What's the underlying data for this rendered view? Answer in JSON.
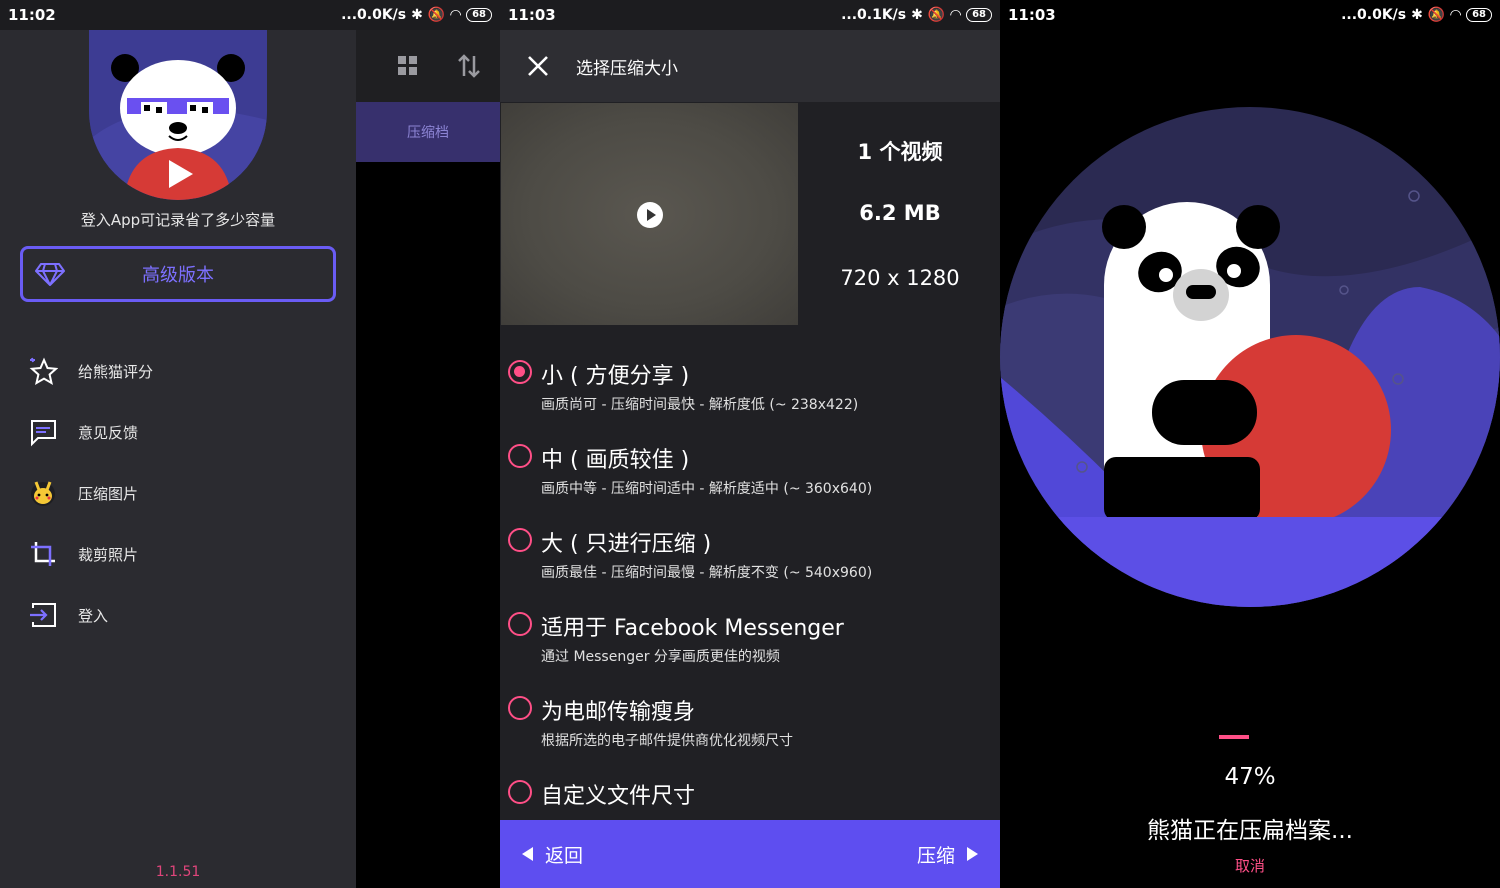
{
  "screen1": {
    "status": {
      "time": "11:02",
      "net": "...0.0K/s",
      "battery": "68"
    },
    "login_hint": "登入App可记录省了多少容量",
    "premium_label": "高级版本",
    "menu": [
      {
        "label": "给熊猫评分",
        "icon": "star-sparkle-icon"
      },
      {
        "label": "意见反馈",
        "icon": "chat-bubble-icon"
      },
      {
        "label": "压缩图片",
        "icon": "pikachu-icon"
      },
      {
        "label": "裁剪照片",
        "icon": "crop-icon"
      },
      {
        "label": "登入",
        "icon": "login-icon"
      }
    ],
    "version": "1.1.51",
    "behind_tab": "压缩档",
    "colors": {
      "accent": "#6a5cf4",
      "drawer_bg": "#2b2b30",
      "version": "#e0457b"
    }
  },
  "screen2": {
    "status": {
      "time": "11:03",
      "net": "...0.1K/s",
      "battery": "68"
    },
    "title": "选择压缩大小",
    "video_count": "1 个视频",
    "video_size": "6.2 MB",
    "video_resolution": "720 x 1280",
    "selected_index": 0,
    "options": [
      {
        "title": "小 ( 方便分享 )",
        "desc": "画质尚可 - 压缩时间最快 - 解析度低 (~ 238x422)"
      },
      {
        "title": "中 ( 画质较佳 )",
        "desc": "画质中等 - 压缩时间适中 - 解析度适中 (~ 360x640)"
      },
      {
        "title": "大 ( 只进行压缩 )",
        "desc": "画质最佳 - 压缩时间最慢 - 解析度不变 (~ 540x960)"
      },
      {
        "title": "适用于 Facebook Messenger",
        "desc": "通过 Messenger 分享画质更佳的视频"
      },
      {
        "title": "为电邮传输瘦身",
        "desc": "根据所选的电子邮件提供商优化视频尺寸"
      },
      {
        "title": "自定义文件尺寸",
        "desc": ""
      }
    ],
    "back_label": "返回",
    "compress_label": "压缩",
    "colors": {
      "radio": "#ff4f87",
      "bottom_bar": "#5e4ef0"
    }
  },
  "screen3": {
    "status": {
      "time": "11:03",
      "net": "...0.0K/s",
      "battery": "68"
    },
    "progress": 47,
    "progress_text": "47%",
    "message": "熊猫正在压扁档案...",
    "cancel_label": "取消"
  }
}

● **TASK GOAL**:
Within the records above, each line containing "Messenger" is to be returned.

● **OUTPUT BELOW**:
        "title": "适用于 Facebook Messenger",
        "desc": "通过 Messenger 分享画质更佳的视频"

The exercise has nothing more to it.